** WHAT THE EXERCISE ASKS **
A word-for-word copy of every entry below is required; the images do not belong in it.

** DATA IN THIS EXERCISE **
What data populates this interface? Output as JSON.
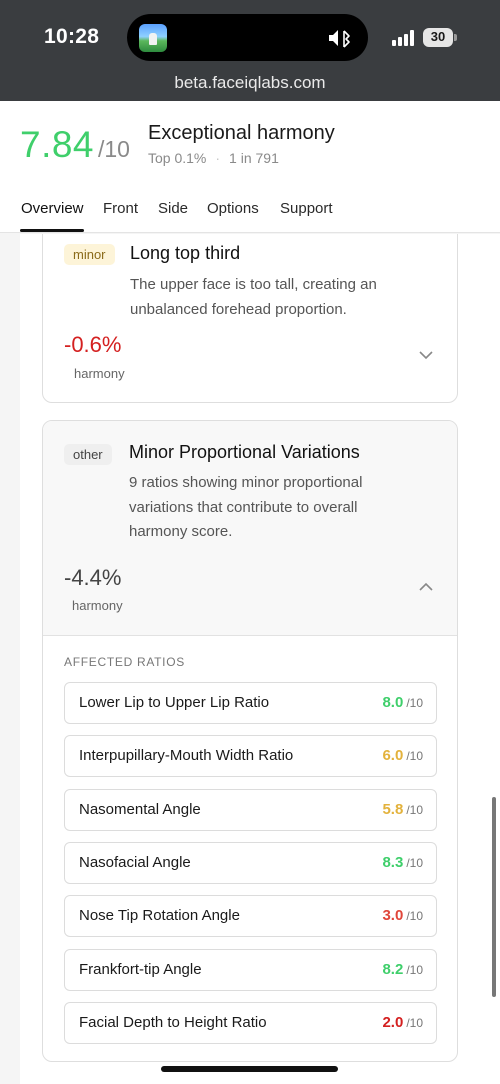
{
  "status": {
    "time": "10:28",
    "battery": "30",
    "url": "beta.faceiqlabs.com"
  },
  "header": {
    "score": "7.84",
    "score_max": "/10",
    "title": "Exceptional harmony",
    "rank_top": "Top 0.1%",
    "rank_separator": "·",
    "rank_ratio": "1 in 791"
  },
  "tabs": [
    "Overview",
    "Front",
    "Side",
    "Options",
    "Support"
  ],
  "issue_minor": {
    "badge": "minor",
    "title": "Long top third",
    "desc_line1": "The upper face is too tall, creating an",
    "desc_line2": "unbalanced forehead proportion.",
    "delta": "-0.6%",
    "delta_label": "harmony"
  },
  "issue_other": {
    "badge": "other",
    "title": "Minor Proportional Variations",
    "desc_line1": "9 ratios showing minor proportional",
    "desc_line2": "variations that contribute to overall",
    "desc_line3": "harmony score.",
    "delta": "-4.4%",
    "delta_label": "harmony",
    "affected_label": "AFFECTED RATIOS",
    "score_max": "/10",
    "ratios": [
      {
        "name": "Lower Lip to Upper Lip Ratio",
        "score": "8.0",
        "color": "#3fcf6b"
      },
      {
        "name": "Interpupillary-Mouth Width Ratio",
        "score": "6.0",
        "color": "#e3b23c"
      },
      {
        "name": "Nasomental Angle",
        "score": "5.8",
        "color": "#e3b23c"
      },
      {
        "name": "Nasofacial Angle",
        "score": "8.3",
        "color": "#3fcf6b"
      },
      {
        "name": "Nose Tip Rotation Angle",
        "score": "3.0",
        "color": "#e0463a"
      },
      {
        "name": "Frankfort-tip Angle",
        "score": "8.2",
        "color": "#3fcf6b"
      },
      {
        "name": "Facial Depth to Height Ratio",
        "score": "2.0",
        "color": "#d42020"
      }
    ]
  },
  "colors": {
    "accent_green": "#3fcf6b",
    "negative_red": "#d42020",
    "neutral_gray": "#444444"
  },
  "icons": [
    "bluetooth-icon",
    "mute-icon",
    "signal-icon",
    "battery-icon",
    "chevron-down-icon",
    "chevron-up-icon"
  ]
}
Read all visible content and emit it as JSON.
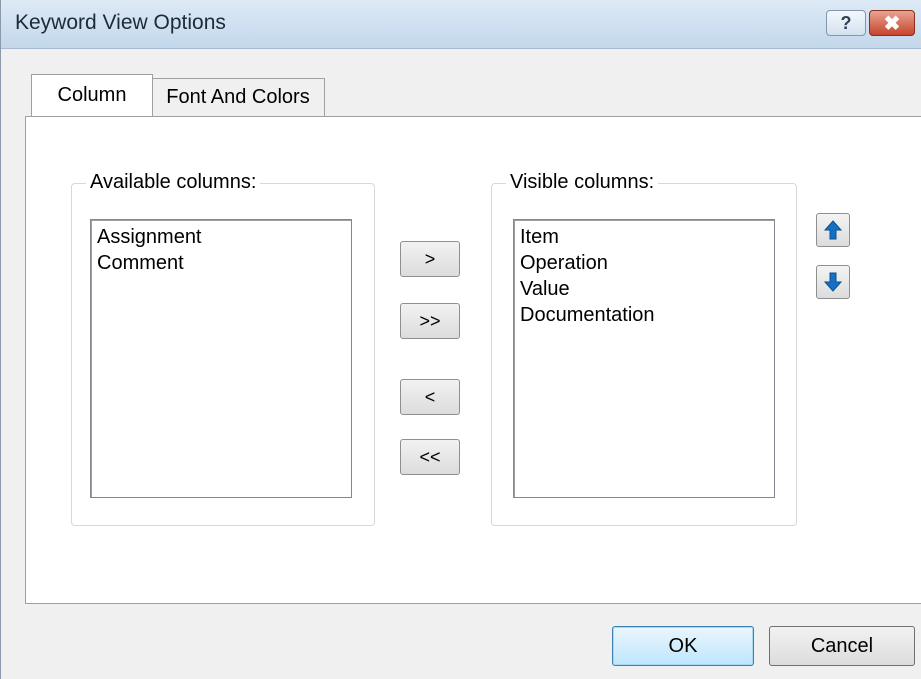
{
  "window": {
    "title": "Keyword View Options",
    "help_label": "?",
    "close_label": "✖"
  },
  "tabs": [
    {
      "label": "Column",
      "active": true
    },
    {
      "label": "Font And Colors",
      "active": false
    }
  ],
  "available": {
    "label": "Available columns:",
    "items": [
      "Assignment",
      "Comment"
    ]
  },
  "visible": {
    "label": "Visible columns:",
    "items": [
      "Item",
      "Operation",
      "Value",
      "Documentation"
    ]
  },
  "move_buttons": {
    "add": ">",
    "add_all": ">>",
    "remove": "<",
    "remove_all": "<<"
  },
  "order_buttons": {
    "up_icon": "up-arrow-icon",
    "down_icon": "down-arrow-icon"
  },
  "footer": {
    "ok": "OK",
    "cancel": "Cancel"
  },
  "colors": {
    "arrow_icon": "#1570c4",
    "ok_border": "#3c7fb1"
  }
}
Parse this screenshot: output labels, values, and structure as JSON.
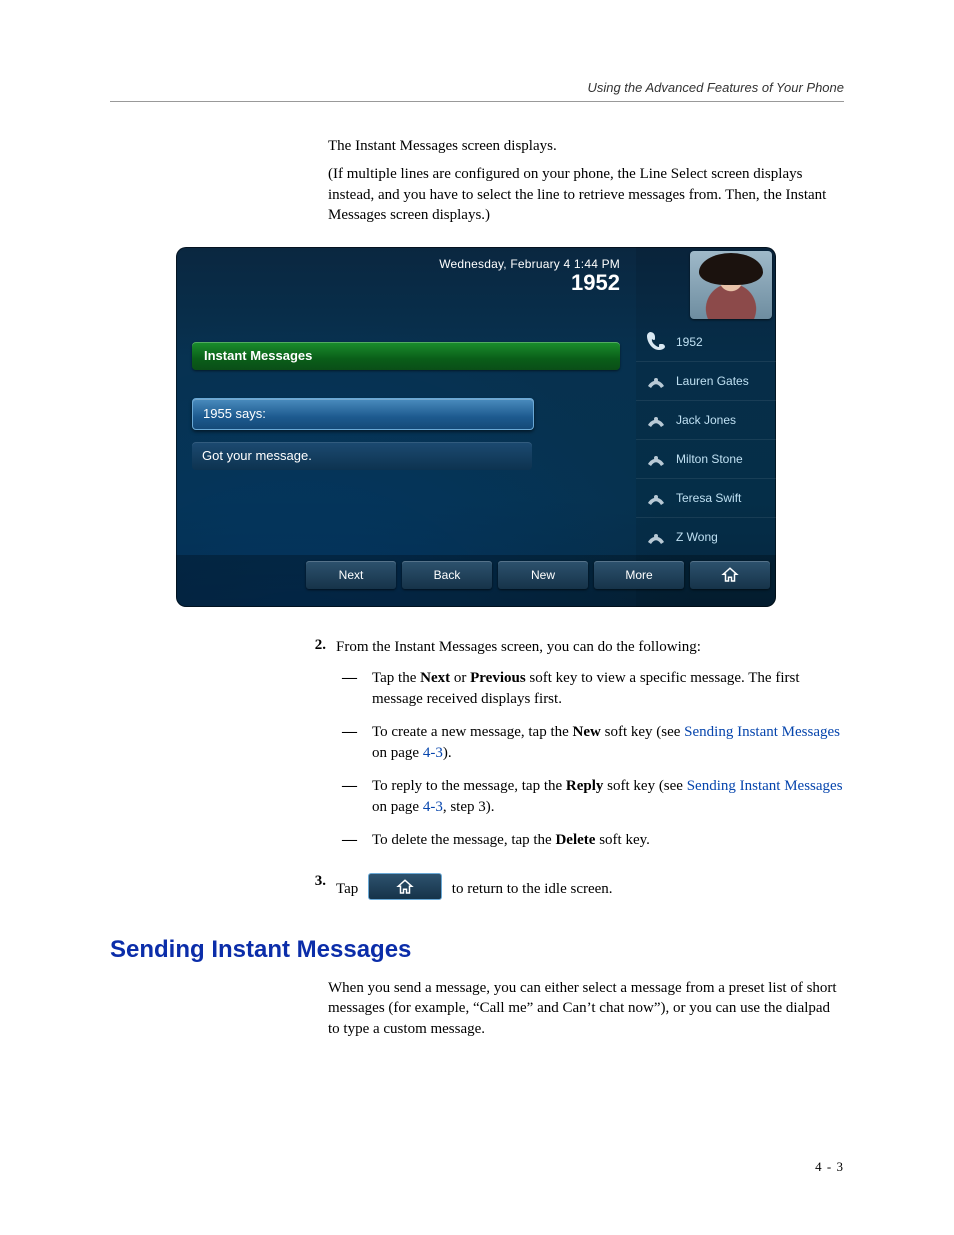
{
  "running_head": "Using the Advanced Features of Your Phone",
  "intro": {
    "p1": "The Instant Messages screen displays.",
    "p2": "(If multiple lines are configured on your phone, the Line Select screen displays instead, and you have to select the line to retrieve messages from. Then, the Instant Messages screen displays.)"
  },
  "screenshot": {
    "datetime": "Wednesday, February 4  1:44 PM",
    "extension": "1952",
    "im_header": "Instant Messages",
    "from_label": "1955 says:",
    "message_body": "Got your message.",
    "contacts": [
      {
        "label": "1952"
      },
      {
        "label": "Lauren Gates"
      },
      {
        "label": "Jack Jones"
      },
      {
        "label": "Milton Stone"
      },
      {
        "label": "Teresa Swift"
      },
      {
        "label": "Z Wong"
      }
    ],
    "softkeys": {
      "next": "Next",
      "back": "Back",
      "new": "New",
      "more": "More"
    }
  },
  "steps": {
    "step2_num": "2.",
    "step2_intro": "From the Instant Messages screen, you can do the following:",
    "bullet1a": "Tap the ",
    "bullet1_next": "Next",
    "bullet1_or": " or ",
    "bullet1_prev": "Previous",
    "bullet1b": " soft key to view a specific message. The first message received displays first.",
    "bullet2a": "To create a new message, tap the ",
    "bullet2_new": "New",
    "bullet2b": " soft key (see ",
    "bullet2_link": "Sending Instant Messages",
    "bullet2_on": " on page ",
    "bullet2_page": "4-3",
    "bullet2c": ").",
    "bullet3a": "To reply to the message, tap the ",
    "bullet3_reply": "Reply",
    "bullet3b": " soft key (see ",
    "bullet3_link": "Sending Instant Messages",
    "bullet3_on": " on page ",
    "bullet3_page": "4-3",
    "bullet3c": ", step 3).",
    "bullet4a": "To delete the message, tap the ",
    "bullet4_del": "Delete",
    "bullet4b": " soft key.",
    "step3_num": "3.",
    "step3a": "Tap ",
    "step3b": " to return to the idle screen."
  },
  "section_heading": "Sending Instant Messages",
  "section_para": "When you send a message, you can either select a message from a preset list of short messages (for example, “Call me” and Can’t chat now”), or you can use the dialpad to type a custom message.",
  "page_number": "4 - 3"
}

** SOLUTION FOR THIS TASK **
What data populates this interface? Output as JSON.
{
  "status": {
    "time": "10:28",
    "battery": "30",
    "url": "beta.faceiqlabs.com"
  },
  "header": {
    "score": "7.84",
    "score_max": "/10",
    "title": "Exceptional harmony",
    "rank_top": "Top 0.1%",
    "rank_separator": "·",
    "rank_ratio": "1 in 791"
  },
  "tabs": [
    "Overview",
    "Front",
    "Side",
    "Options",
    "Support"
  ],
  "issue_minor": {
    "badge": "minor",
    "title": "Long top third",
    "desc_line1": "The upper face is too tall, creating an",
    "desc_line2": "unbalanced forehead proportion.",
    "delta": "-0.6%",
    "delta_label": "harmony"
  },
  "issue_other": {
    "badge": "other",
    "title": "Minor Proportional Variations",
    "desc_line1": "9 ratios showing minor proportional",
    "desc_line2": "variations that contribute to overall",
    "desc_line3": "harmony score.",
    "delta": "-4.4%",
    "delta_label": "harmony",
    "affected_label": "AFFECTED RATIOS",
    "score_max": "/10",
    "ratios": [
      {
        "name": "Lower Lip to Upper Lip Ratio",
        "score": "8.0",
        "color": "#3fcf6b"
      },
      {
        "name": "Interpupillary-Mouth Width Ratio",
        "score": "6.0",
        "color": "#e3b23c"
      },
      {
        "name": "Nasomental Angle",
        "score": "5.8",
        "color": "#e3b23c"
      },
      {
        "name": "Nasofacial Angle",
        "score": "8.3",
        "color": "#3fcf6b"
      },
      {
        "name": "Nose Tip Rotation Angle",
        "score": "3.0",
        "color": "#e0463a"
      },
      {
        "name": "Frankfort-tip Angle",
        "score": "8.2",
        "color": "#3fcf6b"
      },
      {
        "name": "Facial Depth to Height Ratio",
        "score": "2.0",
        "color": "#d42020"
      }
    ]
  },
  "colors": {
    "accent_green": "#3fcf6b",
    "negative_red": "#d42020",
    "neutral_gray": "#444444"
  },
  "icons": [
    "bluetooth-icon",
    "mute-icon",
    "signal-icon",
    "battery-icon",
    "chevron-down-icon",
    "chevron-up-icon"
  ]
}
Read all visible content and emit it as JSON.
{
  "window": {
    "title": "Keyword View Options",
    "help_label": "?",
    "close_label": "✖"
  },
  "tabs": [
    {
      "label": "Column",
      "active": true
    },
    {
      "label": "Font And Colors",
      "active": false
    }
  ],
  "available": {
    "label": "Available columns:",
    "items": [
      "Assignment",
      "Comment"
    ]
  },
  "visible": {
    "label": "Visible columns:",
    "items": [
      "Item",
      "Operation",
      "Value",
      "Documentation"
    ]
  },
  "move_buttons": {
    "add": ">",
    "add_all": ">>",
    "remove": "<",
    "remove_all": "<<"
  },
  "order_buttons": {
    "up_icon": "up-arrow-icon",
    "down_icon": "down-arrow-icon"
  },
  "footer": {
    "ok": "OK",
    "cancel": "Cancel"
  },
  "colors": {
    "arrow_icon": "#1570c4",
    "ok_border": "#3c7fb1"
  }
}
Parse this screenshot: output labels, values, and structure as JSON.
{
  "running_head": "Using the Advanced Features of Your Phone",
  "intro": {
    "p1": "The Instant Messages screen displays.",
    "p2": "(If multiple lines are configured on your phone, the Line Select screen displays instead, and you have to select the line to retrieve messages from. Then, the Instant Messages screen displays.)"
  },
  "screenshot": {
    "datetime": "Wednesday, February 4  1:44 PM",
    "extension": "1952",
    "im_header": "Instant Messages",
    "from_label": "1955 says:",
    "message_body": "Got your message.",
    "contacts": [
      {
        "label": "1952"
      },
      {
        "label": "Lauren Gates"
      },
      {
        "label": "Jack Jones"
      },
      {
        "label": "Milton Stone"
      },
      {
        "label": "Teresa Swift"
      },
      {
        "label": "Z Wong"
      }
    ],
    "softkeys": {
      "next": "Next",
      "back": "Back",
      "new": "New",
      "more": "More"
    }
  },
  "steps": {
    "step2_num": "2.",
    "step2_intro": "From the Instant Messages screen, you can do the following:",
    "bullet1a": "Tap the ",
    "bullet1_next": "Next",
    "bullet1_or": " or ",
    "bullet1_prev": "Previous",
    "bullet1b": " soft key to view a specific message. The first message received displays first.",
    "bullet2a": "To create a new message, tap the ",
    "bullet2_new": "New",
    "bullet2b": " soft key (see ",
    "bullet2_link": "Sending Instant Messages",
    "bullet2_on": " on page ",
    "bullet2_page": "4-3",
    "bullet2c": ").",
    "bullet3a": "To reply to the message, tap the ",
    "bullet3_reply": "Reply",
    "bullet3b": " soft key (see ",
    "bullet3_link": "Sending Instant Messages",
    "bullet3_on": " on page ",
    "bullet3_page": "4-3",
    "bullet3c": ", step 3).",
    "bullet4a": "To delete the message, tap the ",
    "bullet4_del": "Delete",
    "bullet4b": " soft key.",
    "step3_num": "3.",
    "step3a": "Tap ",
    "step3b": " to return to the idle screen."
  },
  "section_heading": "Sending Instant Messages",
  "section_para": "When you send a message, you can either select a message from a preset list of short messages (for example, “Call me” and Can’t chat now”), or you can use the dialpad to type a custom message.",
  "page_number": "4 - 3"
}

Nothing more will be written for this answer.